▼

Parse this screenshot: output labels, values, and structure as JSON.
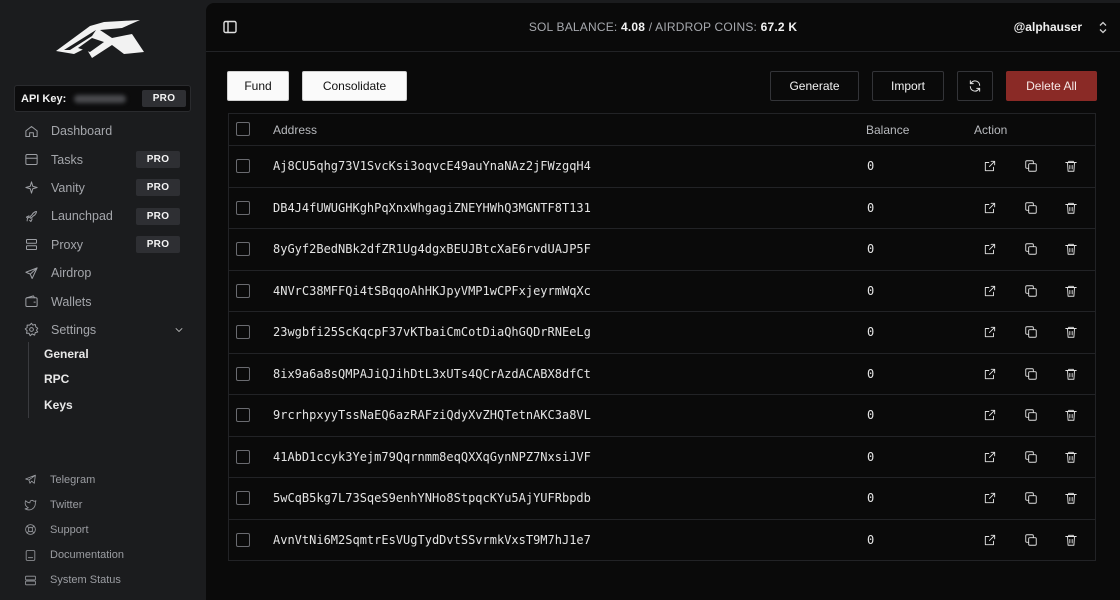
{
  "sidebar": {
    "api_key_label": "API Key:",
    "api_key_badge": "PRO",
    "nav": [
      {
        "label": "Dashboard",
        "icon": "home-icon",
        "badge": ""
      },
      {
        "label": "Tasks",
        "icon": "tasks-icon",
        "badge": "PRO"
      },
      {
        "label": "Vanity",
        "icon": "sparkle-icon",
        "badge": "PRO"
      },
      {
        "label": "Launchpad",
        "icon": "rocket-icon",
        "badge": "PRO"
      },
      {
        "label": "Proxy",
        "icon": "proxy-icon",
        "badge": "PRO"
      },
      {
        "label": "Airdrop",
        "icon": "send-icon",
        "badge": ""
      },
      {
        "label": "Wallets",
        "icon": "wallet-icon",
        "badge": ""
      },
      {
        "label": "Settings",
        "icon": "gear-icon",
        "badge": ""
      }
    ],
    "settings_sub": [
      "General",
      "RPC",
      "Keys"
    ],
    "footer": [
      {
        "label": "Telegram",
        "icon": "telegram-icon"
      },
      {
        "label": "Twitter",
        "icon": "twitter-icon"
      },
      {
        "label": "Support",
        "icon": "support-icon"
      },
      {
        "label": "Documentation",
        "icon": "book-icon"
      },
      {
        "label": "System Status",
        "icon": "server-icon"
      }
    ]
  },
  "header": {
    "sol_label": "SOL BALANCE:",
    "sol_value": "4.08",
    "separator": "/",
    "airdrop_label": "AIRDROP COINS:",
    "airdrop_value": "67.2 K",
    "username": "@alphauser"
  },
  "toolbar": {
    "fund": "Fund",
    "consolidate": "Consolidate",
    "generate": "Generate",
    "import": "Import",
    "refresh_icon": "refresh-icon",
    "delete_all": "Delete All"
  },
  "table": {
    "columns": [
      "Address",
      "Balance",
      "Action"
    ],
    "rows": [
      {
        "address": "Aj8CU5qhg73V1SvcKsi3oqvcE49auYnaNAz2jFWzgqH4",
        "balance": "0"
      },
      {
        "address": "DB4J4fUWUGHKghPqXnxWhgagiZNEYHWhQ3MGNTF8T131",
        "balance": "0"
      },
      {
        "address": "8yGyf2BedNBk2dfZR1Ug4dgxBEUJBtcXaE6rvdUAJP5F",
        "balance": "0"
      },
      {
        "address": "4NVrC38MFFQi4tSBqqoAhHKJpyVMP1wCPFxjeyrmWqXc",
        "balance": "0"
      },
      {
        "address": "23wgbfi25ScKqcpF37vKTbaiCmCotDiaQhGQDrRNEeLg",
        "balance": "0"
      },
      {
        "address": "8ix9a6a8sQMPAJiQJihDtL3xUTs4QCrAzdACABX8dfCt",
        "balance": "0"
      },
      {
        "address": "9rcrhpxyyTssNaEQ6azRAFziQdyXvZHQTetnAKC3a8VL",
        "balance": "0"
      },
      {
        "address": "41AbD1ccyk3Yejm79Qqrnmm8eqQXXqGynNPZ7NxsiJVF",
        "balance": "0"
      },
      {
        "address": "5wCqB5kg7L73SqeS9enhYNHo8StpqcKYu5AjYUFRbpdb",
        "balance": "0"
      },
      {
        "address": "AvnVtNi6M2SqmtrEsVUgTydDvtSSvrmkVxsT9M7hJ1e7",
        "balance": "0"
      }
    ]
  },
  "colors": {
    "background": "#0a0a0a",
    "sidebar": "#1b1c1e",
    "danger": "#8a2a26"
  }
}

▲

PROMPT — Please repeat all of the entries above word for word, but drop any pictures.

WRITTEN ANSWER —
Parse this screenshot: output labels, values, and structure as JSON.
{
  "sidebar": {
    "api_key_label": "API Key:",
    "api_key_badge": "PRO",
    "nav": [
      {
        "label": "Dashboard",
        "icon": "home-icon",
        "badge": ""
      },
      {
        "label": "Tasks",
        "icon": "tasks-icon",
        "badge": "PRO"
      },
      {
        "label": "Vanity",
        "icon": "sparkle-icon",
        "badge": "PRO"
      },
      {
        "label": "Launchpad",
        "icon": "rocket-icon",
        "badge": "PRO"
      },
      {
        "label": "Proxy",
        "icon": "proxy-icon",
        "badge": "PRO"
      },
      {
        "label": "Airdrop",
        "icon": "send-icon",
        "badge": ""
      },
      {
        "label": "Wallets",
        "icon": "wallet-icon",
        "badge": ""
      },
      {
        "label": "Settings",
        "icon": "gear-icon",
        "badge": ""
      }
    ],
    "settings_sub": [
      "General",
      "RPC",
      "Keys"
    ],
    "footer": [
      {
        "label": "Telegram",
        "icon": "telegram-icon"
      },
      {
        "label": "Twitter",
        "icon": "twitter-icon"
      },
      {
        "label": "Support",
        "icon": "support-icon"
      },
      {
        "label": "Documentation",
        "icon": "book-icon"
      },
      {
        "label": "System Status",
        "icon": "server-icon"
      }
    ]
  },
  "header": {
    "sol_label": "SOL BALANCE:",
    "sol_value": "4.08",
    "separator": "/",
    "airdrop_label": "AIRDROP COINS:",
    "airdrop_value": "67.2 K",
    "username": "@alphauser"
  },
  "toolbar": {
    "fund": "Fund",
    "consolidate": "Consolidate",
    "generate": "Generate",
    "import": "Import",
    "refresh_icon": "refresh-icon",
    "delete_all": "Delete All"
  },
  "table": {
    "columns": [
      "Address",
      "Balance",
      "Action"
    ],
    "rows": [
      {
        "address": "Aj8CU5qhg73V1SvcKsi3oqvcE49auYnaNAz2jFWzgqH4",
        "balance": "0"
      },
      {
        "address": "DB4J4fUWUGHKghPqXnxWhgagiZNEYHWhQ3MGNTF8T131",
        "balance": "0"
      },
      {
        "address": "8yGyf2BedNBk2dfZR1Ug4dgxBEUJBtcXaE6rvdUAJP5F",
        "balance": "0"
      },
      {
        "address": "4NVrC38MFFQi4tSBqqoAhHKJpyVMP1wCPFxjeyrmWqXc",
        "balance": "0"
      },
      {
        "address": "23wgbfi25ScKqcpF37vKTbaiCmCotDiaQhGQDrRNEeLg",
        "balance": "0"
      },
      {
        "address": "8ix9a6a8sQMPAJiQJihDtL3xUTs4QCrAzdACABX8dfCt",
        "balance": "0"
      },
      {
        "address": "9rcrhpxyyTssNaEQ6azRAFziQdyXvZHQTetnAKC3a8VL",
        "balance": "0"
      },
      {
        "address": "41AbD1ccyk3Yejm79Qqrnmm8eqQXXqGynNPZ7NxsiJVF",
        "balance": "0"
      },
      {
        "address": "5wCqB5kg7L73SqeS9enhYNHo8StpqcKYu5AjYUFRbpdb",
        "balance": "0"
      },
      {
        "address": "AvnVtNi6M2SqmtrEsVUgTydDvtSSvrmkVxsT9M7hJ1e7",
        "balance": "0"
      }
    ]
  },
  "colors": {
    "background": "#0a0a0a",
    "sidebar": "#1b1c1e",
    "danger": "#8a2a26"
  }
}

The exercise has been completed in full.